New FM stations signal more change in local radio market

Regulatory approval opens way for launch of Vancouver and Surrey specialty channels

South Fraser Broadcasting owner Sukhvinder Badh: “[Surrey residents] also felt the Vancouver stations give Surrey a priority only during drug busts, murders and other criminal activity”

The Lower Mainland radio market is poised for a shakeup as soon as next winter after new commercial FM stations targeting Vancouver and Surrey got the regulatory green light on August 6.

The Canadian Radio-television and Telecommunications Commission (CRTC) approved bids by 0971197 B.C. Ltd., dba Roundhouse Radio, and South Fraser Broadcasting Inc. Roundhouse proposed a specialty FM station at 98.3 FM for the city of Vancouver with an 80% spoken word, 20% music ratio that is “hyper-targeted” to downtown.

South Fraser's My Surrey FM at 107.7 FM will carry an adult contemporary music format with local news, sports and weather. Both low-power signals will spill over to neighbouring municipalities, but the stations will also stream live on the Internet.

They were among 11 applicants for new stations that appeared at a January 27 CRTC public hearing in Vancouver. Both have a two-year window to launch, but could be on air in six months.

“In the short term, it's nothing but good news for media buyers and planners and good news for advertisers any time there are new options to consider,” said David Stanger, president of Langley-based media buying agency DSA Media Network. “I think once the dust settles it will be very interesting to see the long-term sustainability.”

In 2013, the 20 commercial radio stations in the Metro Vancouver radio market recorded total revenues of $124 million, representing a slight decrease of 1.6% relative to the prior year. Nonetheless, on an aggregate basis, the Vancouver radio market's profitability remained strong in 2013 with a profit before interest and taxes margin of 24.1%, up from 22.8% in 2012.

The CRTC consequently ruled that the Metro Vancouver radio market could support two new stations without harming incumbent services.

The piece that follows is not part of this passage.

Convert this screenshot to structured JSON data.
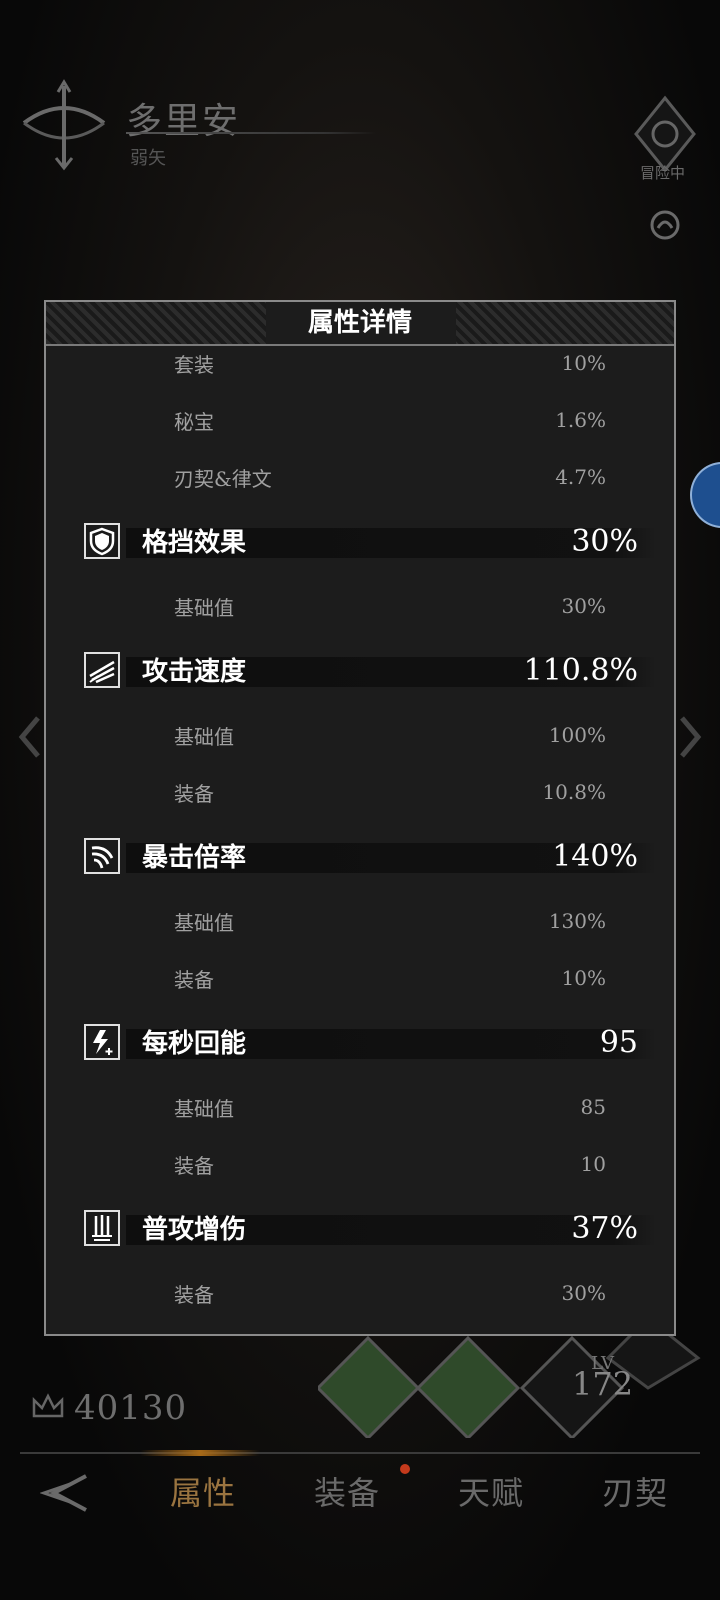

Roundhouse received strategic advice from former CKNW producer Shirley Stocker, former Global, CBC and CHEK news anchor Tony Parsons and Kirk LaPointe, the print and broadcast media executive seeking Vancouver's mayoralty for the NPA. (See “A fond farewell to St. Pierre and the glory days of dailies, CKNW” – BIV issue 1293; August 12–18.)

Roundhouse's CEO is veteran radio programming executive Don Shafer, who said the group was “a little overwhelmed, humbled, shocked” by the decision, but it was not pausing to celebrate.

“We have to secure a lease for our rooftop antenna and transmitter, we have to secure offices, we have to buy equipment, we have to obviously find the right people who can breathe life into our application,” Shafer told Business in Vancouver. “We have to establish contact with all the community groups, all the different downtown business associations and start working the streets.”

Shafer declined to discuss the application costs and startup budget.

Although CKNW AM 980, News1130 and CBC 690 AM/88.1 FM also compete for news and talk radio listeners, “only a small amount of their content is generated or focused for the city of Vancouver, people who live, work and play in downtown Vancouver,” Shafer said.

South Fraser owner Sukhvinder Badh, a Simon Fraser University and Douglas College economics instructor, said the My Surrey FM proposal cost $500,000 and it could cost another $250,000 to $500,000 to get the station operating.

He said the key to the application's success is Surrey's lack of an English-language station. An estimated 94% of residents in B.C.'s second-largest city understand English. Smaller markets like Halifax and Regina boast multiple radio stations.

“[Surrey residents] have their own separate tastes. What they really lacked, the research pointed out, was they wanted something that would talk about Surrey first and Surrey always,” Badh said. “They also felt the Vancouver stations give Surrey a priority only during drug busts, murders and other criminal activity. They figured that their Surrey has more to offer than what the Vancouver stations are labelling Surrey as.”

Stanger said it will be vital for both new stations to launch and sustain unique programming to captivate listeners and advertisers.

“The downtown station, the challenge they have is to be relevant to the people that live downtown, and I'm not at the moment convinced that radio is the go-to medium for most people that live downtown,” Stanger said. “The Surrey station, the news and information may be aimed at a Surrey market, but if the music they play is the same as four other Vancouver radio stations, eventually they're going to be in a ratings and price war with the stations that play the same music.”